A New Way to Combat Climate Change: Rocks
By 2050, Volkswagen Group aims to be a “net neutral” source of carbon dioxide. To achieve the ambitious goal, the carmaker is implementing various vehicle—hybrid and electric—and manufacturing technologies.
But this won’t be enough. At least not until the company is able to completely eliminate tailpipe emissions and those generated via the production process, including the supply chain, and end-of-life recycling.
In the meantime, VW is working on ways to offset any greenhouse gas emissions it does produce. This includes partnering with startups on emerging sequestration technologies that the carmaker can apply as environmental credits.
Air to Rocks
To this end, VW’s Audi unit is teaming up with Climeworks on what’s billed as the largest direct air capture (DAC) and storage operations.
Climeworks’ direct air capturing devices in Iceland. (Images: Climeworks)
The facility, which is located in Iceland, uses a fan to draw ambient air into collection devices. CO2 is then captured via selective filter materials.
Once the filters are full, the collector is closed and temperatures inside the machine are increased to 100°C by using waste heat from the nearby Hellisheioi geothermal plant. This enable CO2 molecules to be extracted and separated, while the purified air is pumped back into the surrounding atmosphere.
Water from the power plant then flows through the DAC facility and transports the CO2 molecules about 6,600 ft underground. Over the course of several years, the molecules react through natural mineralization processes with the basalt rock and are converted to carbonates. The used water is recycled back to the geothermal plant.
The new facility is expected to filter 4,000 metric tons of CO2 per year, of which 90% will be permanently stored underground.

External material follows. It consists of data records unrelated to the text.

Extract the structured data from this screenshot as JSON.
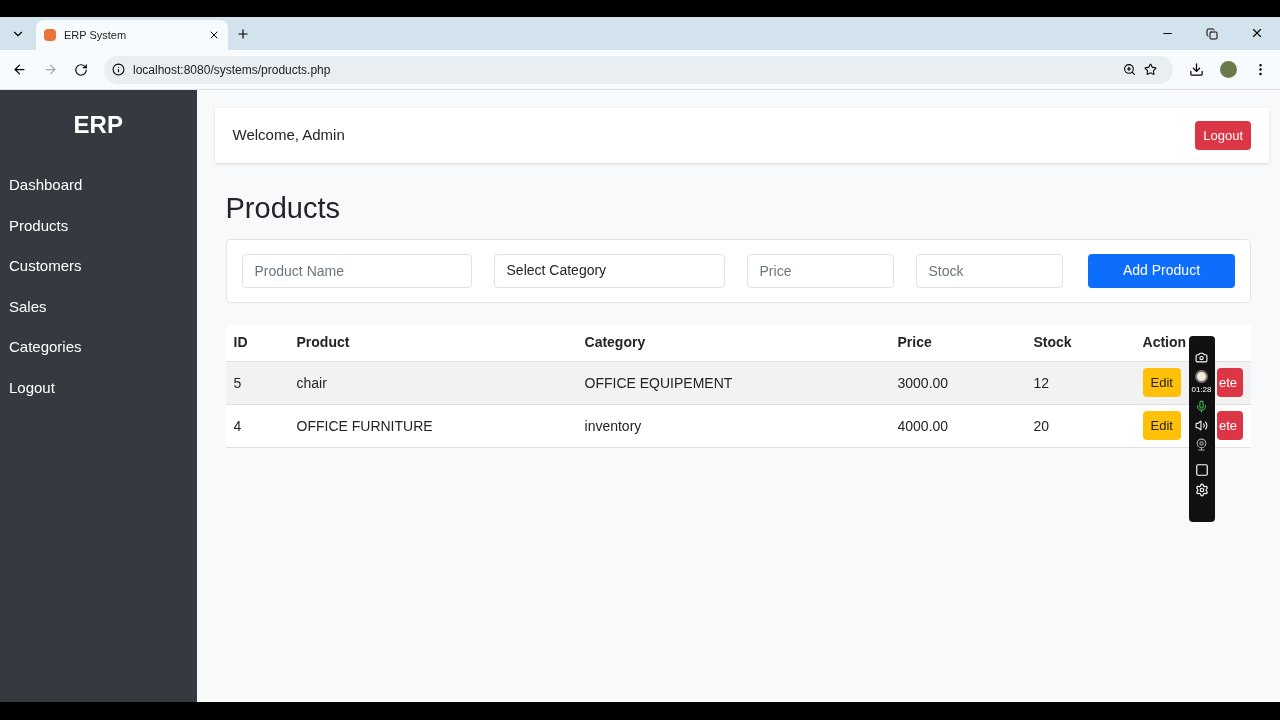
{
  "browser": {
    "tab_title": "ERP System",
    "url": "localhost:8080/systems/products.php"
  },
  "sidebar": {
    "brand": "ERP",
    "items": [
      {
        "label": "Dashboard",
        "selected": false
      },
      {
        "label": "Products",
        "selected": false
      },
      {
        "label": "Customers",
        "selected": false
      },
      {
        "label": "Sales",
        "selected": false
      },
      {
        "label": "Categories",
        "selected": false
      },
      {
        "label": "Logout",
        "selected": false
      }
    ]
  },
  "header": {
    "welcome": "Welcome, Admin",
    "logout": "Logout"
  },
  "page_title": "Products",
  "form": {
    "fields": [
      {
        "kind": "input",
        "placeholder": "Product Name"
      },
      {
        "kind": "select",
        "value": "Select Category"
      },
      {
        "kind": "input",
        "placeholder": "Price"
      },
      {
        "kind": "input",
        "placeholder": "Stock"
      }
    ],
    "submit": "Add Product"
  },
  "table": {
    "columns": [
      "ID",
      "Product",
      "Category",
      "Price",
      "Stock",
      "Action"
    ],
    "rows": [
      {
        "cells": [
          "5",
          "chair",
          "OFFICE EQUIPEMENT",
          "3000.00",
          "12"
        ],
        "edit": "Edit",
        "delete": "ete"
      },
      {
        "cells": [
          "4",
          "OFFICE FURNITURE",
          "inventory",
          "4000.00",
          "20"
        ],
        "edit": "Edit",
        "delete": "ete"
      }
    ]
  },
  "recorder": {
    "timer": "01:28"
  }
}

Under the partnership, one-quarter of the output will be credited to Audi. This is equivalent to the CO2 adsorption rate of 80,000 trees via natural photosynthesis, according to the carmaker.
Climeworks says the patented technology can be scaled up to the megaton-per-year range. Such increases will be needed for the world to meet goals set by the 2015 Paris Climate Accord. The Intergovernmental Panel on Climate Change estimates that some 10 billion tons of CO2 will need to be removed from the air every year by 2050.
Rock and a Geothermal Place
Iceland is one of a handful of places that is said to be highly conducive to the Climeworks process.
Thanks to its volcanic origins, the country is one of the world’s most potent geothermal regions, allowing the Earth’s heat to be cheaply converted to electricity with virtually no CO2 emissions.
In addition, Audi says, underground Icelandic rocks have the ideal composition for storing large amounts of CO2.
Climeworks was formed in 2009 by engineering students Christoph Gebald and Jan Wurzbacher as a spin-off from ETH Zurich University.
To date, the company has raised about $110 million in funding, which is said to be the most for a DAC-related startup.
Audi has been working with the Zurich-based startup since 2013. Two years ago the partners built a DAC facility in Hinwil, Switzerland, that filters CO2 from the air and provides it to the beverage industry, where it is converted to carbonic acid.
The little car that could still can. And this time as a car that not only gets great fuel economy, but which has ride and handling that makes it more than an econo-box (and its styling is anything but boxy).
Once the playground of exotic car makers, the definition of a niche vehicle has expanded to include image vehicles for mainstream OEMs, and specialist models produced on high-volume platforms.
I'm not talking about a plastic Revell model of a '57 Chevy, but a real vehicle, one that rolls off an assembly line in 1999 with another 99,999 just like it right behind. Is it possible, or is this just a fantasy of the marketing department at Elmer's?